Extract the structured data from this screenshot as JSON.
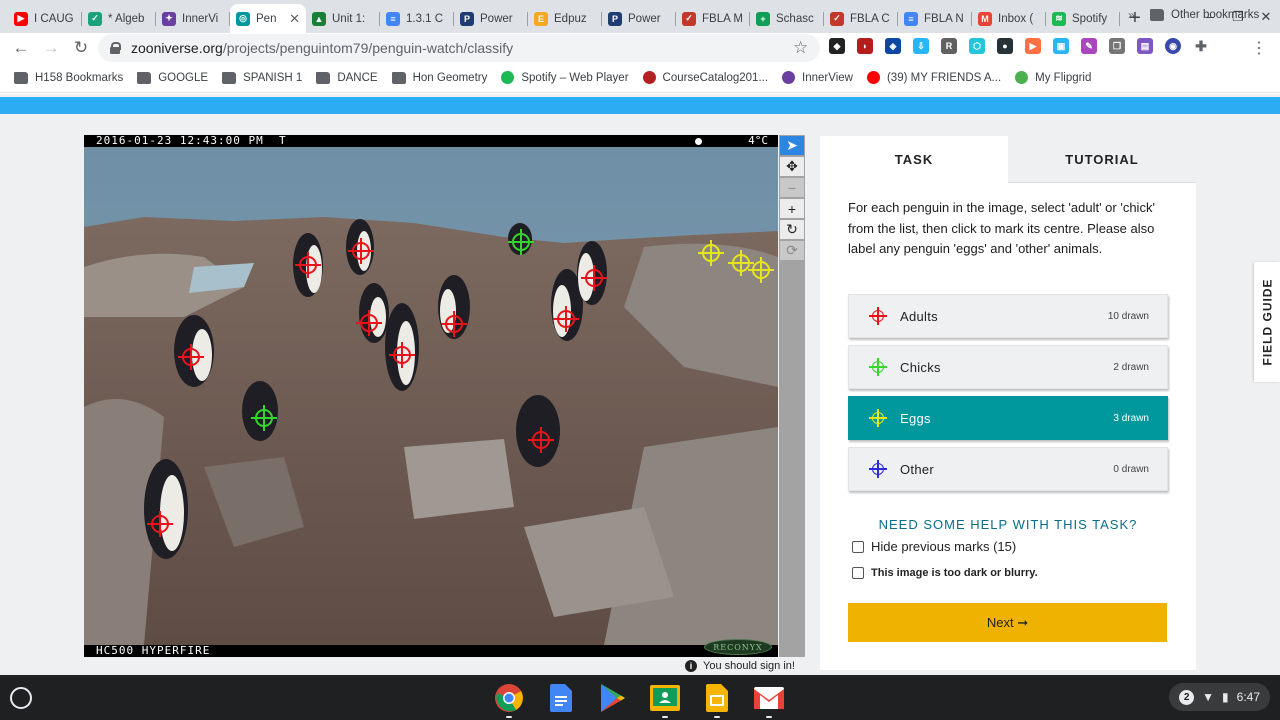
{
  "browser": {
    "tabs": [
      {
        "label": "I CAUG",
        "color": "#ff0000",
        "glyph": "▶"
      },
      {
        "label": "* Algeb",
        "color": "#1aa37a",
        "glyph": "✓"
      },
      {
        "label": "InnerVi",
        "color": "#6a3fa0",
        "glyph": "✦"
      },
      {
        "label": "Pen",
        "color": "#00979d",
        "glyph": "◎",
        "active": true
      },
      {
        "label": "Unit 1:",
        "color": "#188038",
        "glyph": "▲"
      },
      {
        "label": "1.3.1 C",
        "color": "#4285f4",
        "glyph": "≡"
      },
      {
        "label": "Power",
        "color": "#1e3c72",
        "glyph": "P"
      },
      {
        "label": "Edpuz",
        "color": "#f5a623",
        "glyph": "E"
      },
      {
        "label": "Power",
        "color": "#1e3c72",
        "glyph": "P"
      },
      {
        "label": "FBLA M",
        "color": "#c0392b",
        "glyph": "✓"
      },
      {
        "label": "Schasc",
        "color": "#0f9d58",
        "glyph": "+"
      },
      {
        "label": "FBLA C",
        "color": "#c0392b",
        "glyph": "✓"
      },
      {
        "label": "FBLA N",
        "color": "#4285f4",
        "glyph": "≡"
      },
      {
        "label": "Inbox (",
        "color": "#ea4335",
        "glyph": "M"
      },
      {
        "label": "Spotify",
        "color": "#1db954",
        "glyph": "≋"
      }
    ],
    "new_tab_label": "+",
    "window_controls": [
      "–",
      "❐",
      "✕"
    ],
    "url_host": "zooniverse.org",
    "url_path": "/projects/penguintom79/penguin-watch/classify",
    "bookmarks": [
      {
        "label": "H158 Bookmarks",
        "type": "folder"
      },
      {
        "label": "GOOGLE",
        "type": "folder"
      },
      {
        "label": "SPANISH 1",
        "type": "folder"
      },
      {
        "label": "DANCE",
        "type": "folder"
      },
      {
        "label": "Hon Geometry",
        "type": "folder"
      },
      {
        "label": "Spotify – Web Player",
        "type": "site",
        "color": "#1db954"
      },
      {
        "label": "CourseCatalog201...",
        "type": "site",
        "color": "#b22222"
      },
      {
        "label": "InnerView",
        "type": "site",
        "color": "#6a3fa0"
      },
      {
        "label": "(39) MY FRIENDS A...",
        "type": "site",
        "color": "#ff0000"
      },
      {
        "label": "My Flipgrid",
        "type": "site",
        "color": "#4caf50"
      }
    ],
    "bookmarks_more": "»",
    "other_bookmarks": "Other bookmarks"
  },
  "camera": {
    "timestamp": "2016-01-23 12:43:00 PM  T",
    "temperature": "4°C",
    "model": "HC500 HYPERFIRE",
    "brand": "RECONYX"
  },
  "colors": {
    "adult": "#e8141b",
    "chick": "#35d62e",
    "egg": "#e6e61c",
    "other": "#2b2bd9",
    "selected_task": "#00979d",
    "next_button": "#f0b200"
  },
  "panel": {
    "tab_task": "TASK",
    "tab_tutorial": "TUTORIAL",
    "instructions": "For each penguin in the image, select 'adult' or 'chick' from the list, then click to mark its centre. Please also label any penguin 'eggs' and 'other' animals.",
    "answers": [
      {
        "label": "Adults",
        "count": "10 drawn"
      },
      {
        "label": "Chicks",
        "count": "2 drawn"
      },
      {
        "label": "Eggs",
        "count": "3 drawn"
      },
      {
        "label": "Other",
        "count": "0 drawn"
      }
    ],
    "help": "NEED SOME HELP WITH THIS TASK?",
    "hide_marks": "Hide previous marks (15)",
    "too_dark": "This image is too dark or blurry.",
    "next": "Next ➞"
  },
  "sign_in": "You should sign in!",
  "field_guide": "FIELD GUIDE",
  "tray": {
    "notifications": "2",
    "time": "6:47"
  }
}
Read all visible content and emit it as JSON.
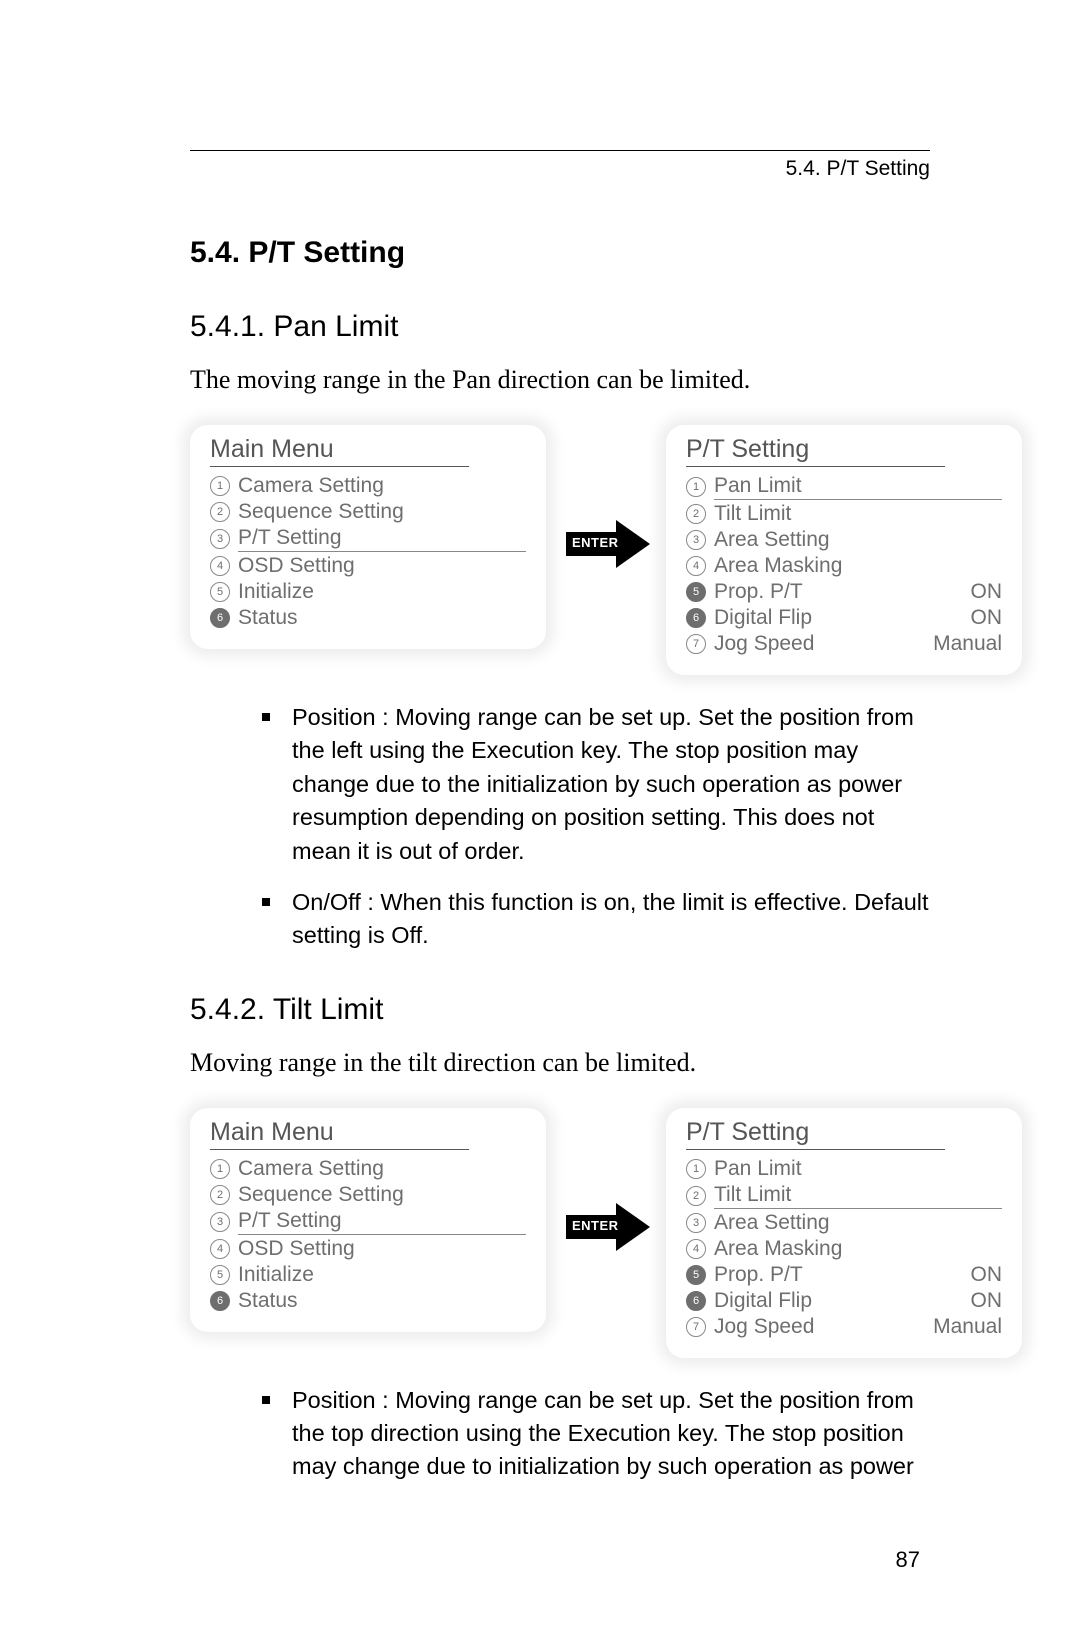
{
  "running_head": "5.4. P/T Setting",
  "section_title": "5.4. P/T Setting",
  "sub1": {
    "heading": "5.4.1. Pan Limit",
    "intro": "The moving range in the Pan direction can be limited.",
    "enter_label": "ENTER",
    "main_menu": {
      "title": "Main Menu",
      "items": [
        {
          "n": "1",
          "label": "Camera Setting",
          "filled": false
        },
        {
          "n": "2",
          "label": "Sequence Setting",
          "filled": false
        },
        {
          "n": "3",
          "label": "P/T Setting",
          "filled": false,
          "selected": true
        },
        {
          "n": "4",
          "label": "OSD Setting",
          "filled": false
        },
        {
          "n": "5",
          "label": "Initialize",
          "filled": false
        },
        {
          "n": "6",
          "label": "Status",
          "filled": true
        }
      ]
    },
    "pt_menu": {
      "title": "P/T Setting",
      "items": [
        {
          "n": "1",
          "label": "Pan Limit",
          "val": "",
          "filled": false,
          "selected": true
        },
        {
          "n": "2",
          "label": "Tilt Limit",
          "val": "",
          "filled": false
        },
        {
          "n": "3",
          "label": "Area Setting",
          "val": "",
          "filled": false
        },
        {
          "n": "4",
          "label": "Area Masking",
          "val": "",
          "filled": false
        },
        {
          "n": "5",
          "label": "Prop. P/T",
          "val": "ON",
          "filled": true
        },
        {
          "n": "6",
          "label": "Digital Flip",
          "val": "ON",
          "filled": true
        },
        {
          "n": "7",
          "label": "Jog Speed",
          "val": "Manual",
          "filled": false
        }
      ]
    },
    "bullets": [
      "Position : Moving range can be set up. Set the position from the left using the Execution key. The stop position may change due to the initialization by such operation as power resumption depending on position setting. This does not mean it is out of order.",
      "On/Off : When this function is on, the limit is effective. Default setting is Off."
    ]
  },
  "sub2": {
    "heading": "5.4.2. Tilt Limit",
    "intro": "Moving range in the tilt direction can be limited.",
    "enter_label": "ENTER",
    "main_menu": {
      "title": "Main Menu",
      "items": [
        {
          "n": "1",
          "label": "Camera Setting",
          "filled": false
        },
        {
          "n": "2",
          "label": "Sequence Setting",
          "filled": false
        },
        {
          "n": "3",
          "label": "P/T Setting",
          "filled": false,
          "selected": true
        },
        {
          "n": "4",
          "label": "OSD Setting",
          "filled": false
        },
        {
          "n": "5",
          "label": "Initialize",
          "filled": false
        },
        {
          "n": "6",
          "label": "Status",
          "filled": true
        }
      ]
    },
    "pt_menu": {
      "title": "P/T Setting",
      "items": [
        {
          "n": "1",
          "label": "Pan Limit",
          "val": "",
          "filled": false
        },
        {
          "n": "2",
          "label": "Tilt Limit",
          "val": "",
          "filled": false,
          "selected": true
        },
        {
          "n": "3",
          "label": "Area Setting",
          "val": "",
          "filled": false
        },
        {
          "n": "4",
          "label": "Area Masking",
          "val": "",
          "filled": false
        },
        {
          "n": "5",
          "label": "Prop. P/T",
          "val": "ON",
          "filled": true
        },
        {
          "n": "6",
          "label": "Digital Flip",
          "val": "ON",
          "filled": true
        },
        {
          "n": "7",
          "label": "Jog Speed",
          "val": "Manual",
          "filled": false
        }
      ]
    },
    "bullets": [
      "Position : Moving range can be set up. Set the position from the top direction using the Execution key. The stop position may change due to initialization by such operation as power"
    ]
  },
  "page_number": "87"
}
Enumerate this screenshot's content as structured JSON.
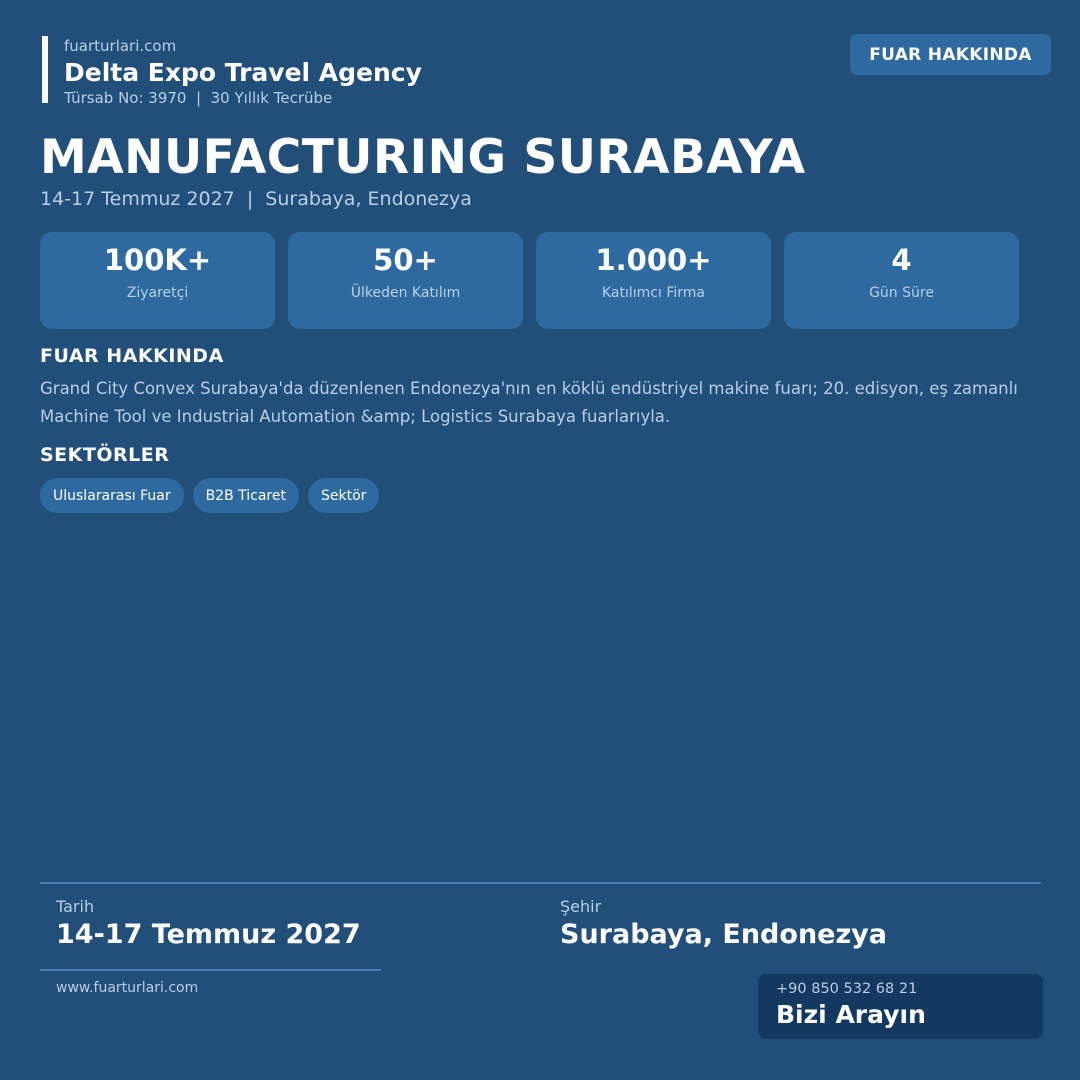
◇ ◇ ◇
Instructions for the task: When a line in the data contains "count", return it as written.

Exercise output:
        "count": "10 drawn"
        "count": "2 drawn"
        "count": "3 drawn"
        "count": "0 drawn"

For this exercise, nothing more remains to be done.